--- BRIEF ---
Look through the entries below and report every line that has "שלנו".

==== DATA SHOWN

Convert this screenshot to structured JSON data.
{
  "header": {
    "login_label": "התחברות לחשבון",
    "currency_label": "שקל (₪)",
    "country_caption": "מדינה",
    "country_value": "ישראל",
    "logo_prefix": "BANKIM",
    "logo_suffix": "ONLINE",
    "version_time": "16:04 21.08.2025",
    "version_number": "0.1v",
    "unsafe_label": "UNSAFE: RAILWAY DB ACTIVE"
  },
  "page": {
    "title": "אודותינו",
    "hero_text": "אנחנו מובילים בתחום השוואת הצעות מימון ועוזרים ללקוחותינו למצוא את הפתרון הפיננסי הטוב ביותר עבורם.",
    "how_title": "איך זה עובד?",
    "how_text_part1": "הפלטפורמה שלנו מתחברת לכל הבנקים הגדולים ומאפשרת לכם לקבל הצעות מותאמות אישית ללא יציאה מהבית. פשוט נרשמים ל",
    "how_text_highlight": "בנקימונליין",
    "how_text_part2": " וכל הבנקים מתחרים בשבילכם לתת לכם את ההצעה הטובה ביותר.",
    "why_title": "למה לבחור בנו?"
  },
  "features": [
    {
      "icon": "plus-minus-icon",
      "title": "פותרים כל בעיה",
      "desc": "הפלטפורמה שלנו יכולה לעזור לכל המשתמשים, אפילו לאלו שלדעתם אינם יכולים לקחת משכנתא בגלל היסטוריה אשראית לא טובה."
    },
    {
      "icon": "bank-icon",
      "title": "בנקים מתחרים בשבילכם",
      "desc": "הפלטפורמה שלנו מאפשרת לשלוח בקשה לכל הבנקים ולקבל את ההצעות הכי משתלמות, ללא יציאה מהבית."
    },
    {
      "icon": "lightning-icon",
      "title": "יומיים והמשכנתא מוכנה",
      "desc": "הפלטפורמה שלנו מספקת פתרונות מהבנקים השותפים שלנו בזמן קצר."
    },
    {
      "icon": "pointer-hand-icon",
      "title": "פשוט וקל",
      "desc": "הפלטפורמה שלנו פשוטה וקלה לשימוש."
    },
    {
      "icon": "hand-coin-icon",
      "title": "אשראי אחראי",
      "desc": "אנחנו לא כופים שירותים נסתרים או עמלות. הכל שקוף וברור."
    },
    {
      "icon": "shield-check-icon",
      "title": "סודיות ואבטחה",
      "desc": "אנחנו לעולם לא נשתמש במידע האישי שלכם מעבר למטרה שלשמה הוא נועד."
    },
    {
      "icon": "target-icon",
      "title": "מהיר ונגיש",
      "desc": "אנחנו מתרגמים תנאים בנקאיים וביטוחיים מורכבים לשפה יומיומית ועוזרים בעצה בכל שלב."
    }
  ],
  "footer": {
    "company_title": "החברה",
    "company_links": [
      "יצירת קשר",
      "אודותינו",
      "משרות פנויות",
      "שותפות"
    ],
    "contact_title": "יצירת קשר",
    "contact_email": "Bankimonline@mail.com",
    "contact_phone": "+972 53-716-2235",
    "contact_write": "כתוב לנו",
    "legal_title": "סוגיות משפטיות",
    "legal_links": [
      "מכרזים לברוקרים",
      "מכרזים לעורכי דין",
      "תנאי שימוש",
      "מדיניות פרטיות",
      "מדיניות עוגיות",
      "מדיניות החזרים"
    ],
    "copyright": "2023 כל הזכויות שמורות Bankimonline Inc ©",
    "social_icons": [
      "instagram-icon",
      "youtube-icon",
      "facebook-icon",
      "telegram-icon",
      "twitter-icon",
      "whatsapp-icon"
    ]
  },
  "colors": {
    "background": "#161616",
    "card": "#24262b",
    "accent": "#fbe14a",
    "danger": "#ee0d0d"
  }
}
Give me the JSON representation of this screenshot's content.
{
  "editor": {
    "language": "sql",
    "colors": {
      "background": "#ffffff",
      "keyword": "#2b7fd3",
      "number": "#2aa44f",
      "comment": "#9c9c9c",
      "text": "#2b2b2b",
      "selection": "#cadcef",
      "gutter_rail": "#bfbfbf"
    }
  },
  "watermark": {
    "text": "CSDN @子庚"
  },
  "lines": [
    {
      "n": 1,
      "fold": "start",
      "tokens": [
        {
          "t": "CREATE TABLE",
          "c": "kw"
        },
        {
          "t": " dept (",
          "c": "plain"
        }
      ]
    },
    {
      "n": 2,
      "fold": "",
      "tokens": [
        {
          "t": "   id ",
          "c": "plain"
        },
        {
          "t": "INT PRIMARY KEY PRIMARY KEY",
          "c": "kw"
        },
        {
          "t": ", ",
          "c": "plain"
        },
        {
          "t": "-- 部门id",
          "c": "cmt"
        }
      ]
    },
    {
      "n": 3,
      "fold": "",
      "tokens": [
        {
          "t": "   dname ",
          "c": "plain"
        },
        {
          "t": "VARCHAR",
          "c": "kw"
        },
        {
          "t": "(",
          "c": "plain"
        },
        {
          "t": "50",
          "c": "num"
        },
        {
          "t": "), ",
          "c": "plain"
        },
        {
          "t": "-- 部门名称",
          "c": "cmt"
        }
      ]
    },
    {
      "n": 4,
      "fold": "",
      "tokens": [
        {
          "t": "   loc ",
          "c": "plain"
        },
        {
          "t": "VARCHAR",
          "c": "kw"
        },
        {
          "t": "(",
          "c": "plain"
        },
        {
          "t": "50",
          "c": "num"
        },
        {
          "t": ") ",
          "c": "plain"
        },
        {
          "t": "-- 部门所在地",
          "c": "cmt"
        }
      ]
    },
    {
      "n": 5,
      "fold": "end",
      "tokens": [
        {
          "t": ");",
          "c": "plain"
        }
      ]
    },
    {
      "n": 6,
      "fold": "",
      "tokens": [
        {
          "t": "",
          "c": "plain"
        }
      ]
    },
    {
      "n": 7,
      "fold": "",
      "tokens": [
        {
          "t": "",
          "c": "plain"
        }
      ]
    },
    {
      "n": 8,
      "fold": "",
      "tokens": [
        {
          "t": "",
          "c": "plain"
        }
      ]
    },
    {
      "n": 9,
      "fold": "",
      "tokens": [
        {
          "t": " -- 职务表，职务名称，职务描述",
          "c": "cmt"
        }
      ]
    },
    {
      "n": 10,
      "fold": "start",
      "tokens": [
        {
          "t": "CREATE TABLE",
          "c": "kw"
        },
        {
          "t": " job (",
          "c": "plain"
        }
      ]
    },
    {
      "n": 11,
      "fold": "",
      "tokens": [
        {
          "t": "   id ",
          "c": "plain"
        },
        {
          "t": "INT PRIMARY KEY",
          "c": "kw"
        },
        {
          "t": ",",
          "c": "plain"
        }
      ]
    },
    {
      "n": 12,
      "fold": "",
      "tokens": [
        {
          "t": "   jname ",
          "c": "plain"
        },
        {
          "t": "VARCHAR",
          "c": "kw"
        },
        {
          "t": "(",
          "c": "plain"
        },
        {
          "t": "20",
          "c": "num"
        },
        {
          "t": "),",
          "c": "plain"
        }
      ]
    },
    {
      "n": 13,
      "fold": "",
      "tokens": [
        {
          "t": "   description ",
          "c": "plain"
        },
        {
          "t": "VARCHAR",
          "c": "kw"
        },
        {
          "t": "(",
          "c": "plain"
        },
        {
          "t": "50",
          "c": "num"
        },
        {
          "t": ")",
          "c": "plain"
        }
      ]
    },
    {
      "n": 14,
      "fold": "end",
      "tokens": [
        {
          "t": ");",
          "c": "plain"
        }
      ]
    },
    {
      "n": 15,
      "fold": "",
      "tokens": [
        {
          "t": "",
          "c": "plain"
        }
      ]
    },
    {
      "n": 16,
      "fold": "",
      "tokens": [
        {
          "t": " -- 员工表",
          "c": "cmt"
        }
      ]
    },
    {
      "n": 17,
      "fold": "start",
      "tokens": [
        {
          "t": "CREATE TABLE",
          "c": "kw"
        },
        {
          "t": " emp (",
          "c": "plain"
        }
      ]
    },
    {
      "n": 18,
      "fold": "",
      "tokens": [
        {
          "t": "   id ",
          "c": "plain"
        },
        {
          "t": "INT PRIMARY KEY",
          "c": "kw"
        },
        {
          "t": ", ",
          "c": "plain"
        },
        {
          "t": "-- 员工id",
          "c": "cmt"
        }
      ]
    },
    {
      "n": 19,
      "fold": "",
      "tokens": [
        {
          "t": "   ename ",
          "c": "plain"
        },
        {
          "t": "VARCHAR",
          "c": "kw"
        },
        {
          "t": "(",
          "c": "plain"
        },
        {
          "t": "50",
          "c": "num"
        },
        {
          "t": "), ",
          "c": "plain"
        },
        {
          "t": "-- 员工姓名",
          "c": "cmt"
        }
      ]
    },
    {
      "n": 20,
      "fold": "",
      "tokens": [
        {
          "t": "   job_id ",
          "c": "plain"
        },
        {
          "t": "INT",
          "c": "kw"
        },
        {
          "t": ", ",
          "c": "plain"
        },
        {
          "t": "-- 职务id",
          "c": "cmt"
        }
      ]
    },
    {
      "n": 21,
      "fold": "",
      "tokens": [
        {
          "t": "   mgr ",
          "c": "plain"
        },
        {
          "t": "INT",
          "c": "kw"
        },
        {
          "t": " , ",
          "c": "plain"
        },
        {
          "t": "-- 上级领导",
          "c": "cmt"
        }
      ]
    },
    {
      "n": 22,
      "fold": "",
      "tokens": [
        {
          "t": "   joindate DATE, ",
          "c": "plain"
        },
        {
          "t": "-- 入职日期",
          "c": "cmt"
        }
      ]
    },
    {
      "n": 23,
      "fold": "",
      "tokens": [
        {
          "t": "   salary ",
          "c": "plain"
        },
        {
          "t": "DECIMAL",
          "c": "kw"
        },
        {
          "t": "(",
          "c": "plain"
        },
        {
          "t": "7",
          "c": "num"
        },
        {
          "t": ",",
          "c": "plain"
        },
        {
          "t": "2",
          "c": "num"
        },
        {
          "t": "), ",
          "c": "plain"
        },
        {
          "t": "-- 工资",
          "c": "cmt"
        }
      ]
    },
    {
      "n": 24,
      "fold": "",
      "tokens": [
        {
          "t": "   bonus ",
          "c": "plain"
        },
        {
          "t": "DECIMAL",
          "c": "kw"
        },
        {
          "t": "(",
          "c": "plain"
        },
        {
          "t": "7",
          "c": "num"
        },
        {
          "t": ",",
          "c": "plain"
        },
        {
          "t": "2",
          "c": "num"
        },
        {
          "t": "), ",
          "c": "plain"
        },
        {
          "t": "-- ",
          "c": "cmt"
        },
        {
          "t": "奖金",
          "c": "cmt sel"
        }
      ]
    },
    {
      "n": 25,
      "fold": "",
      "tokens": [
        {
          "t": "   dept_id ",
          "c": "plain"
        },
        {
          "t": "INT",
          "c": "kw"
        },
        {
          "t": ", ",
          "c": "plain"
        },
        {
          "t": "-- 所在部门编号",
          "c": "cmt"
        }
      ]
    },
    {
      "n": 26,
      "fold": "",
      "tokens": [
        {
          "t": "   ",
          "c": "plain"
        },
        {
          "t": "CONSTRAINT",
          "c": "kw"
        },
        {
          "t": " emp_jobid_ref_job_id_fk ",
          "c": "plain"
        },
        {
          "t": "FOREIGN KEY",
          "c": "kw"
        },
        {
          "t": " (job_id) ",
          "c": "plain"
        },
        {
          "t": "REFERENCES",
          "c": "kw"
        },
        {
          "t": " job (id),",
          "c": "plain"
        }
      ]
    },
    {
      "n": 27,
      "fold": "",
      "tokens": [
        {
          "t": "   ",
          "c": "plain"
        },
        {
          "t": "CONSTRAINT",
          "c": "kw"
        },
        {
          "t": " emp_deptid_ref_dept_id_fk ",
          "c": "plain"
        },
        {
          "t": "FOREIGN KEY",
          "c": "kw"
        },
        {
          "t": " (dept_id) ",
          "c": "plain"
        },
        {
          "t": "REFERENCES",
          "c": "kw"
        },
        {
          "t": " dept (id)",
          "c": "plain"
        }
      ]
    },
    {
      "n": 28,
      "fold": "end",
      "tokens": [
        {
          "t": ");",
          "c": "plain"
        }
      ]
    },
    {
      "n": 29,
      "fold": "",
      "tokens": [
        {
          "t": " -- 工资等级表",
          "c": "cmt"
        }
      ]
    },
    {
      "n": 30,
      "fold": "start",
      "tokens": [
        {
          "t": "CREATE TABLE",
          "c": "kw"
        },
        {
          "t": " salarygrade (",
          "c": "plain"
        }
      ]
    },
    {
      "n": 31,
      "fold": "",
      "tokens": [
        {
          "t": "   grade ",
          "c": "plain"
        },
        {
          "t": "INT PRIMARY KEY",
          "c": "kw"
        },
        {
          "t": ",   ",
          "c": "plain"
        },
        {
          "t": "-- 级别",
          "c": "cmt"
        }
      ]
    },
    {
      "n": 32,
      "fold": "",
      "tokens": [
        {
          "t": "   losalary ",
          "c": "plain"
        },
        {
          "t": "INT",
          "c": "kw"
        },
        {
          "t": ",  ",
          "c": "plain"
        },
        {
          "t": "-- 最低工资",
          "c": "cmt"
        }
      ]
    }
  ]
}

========

--- TASK ANSWER ---
    "how_text_part1": "הפלטפורמה שלנו מתחברת לכל הבנקים הגדולים ומאפשרת לכם לקבל הצעות מותאמות אישית ללא יציאה מהבית. פשוט נרשמים ל",
      "desc": "הפלטפורמה שלנו יכולה לעזור לכל המשתמשים, אפילו לאלו שלדעתם אינם יכולים לקחת משכנתא בגלל היסטוריה אשראית לא טובה."
      "desc": "הפלטפורמה שלנו מאפשרת לשלוח בקשה לכל הבנקים ולקבל את ההצעות הכי משתלמות, ללא יציאה מהבית."
      "desc": "הפלטפורמה שלנו מספקת פתרונות מהבנקים השותפים שלנו בזמן קצר."
      "desc": "הפלטפורמה שלנו פשוטה וקלה לשימוש."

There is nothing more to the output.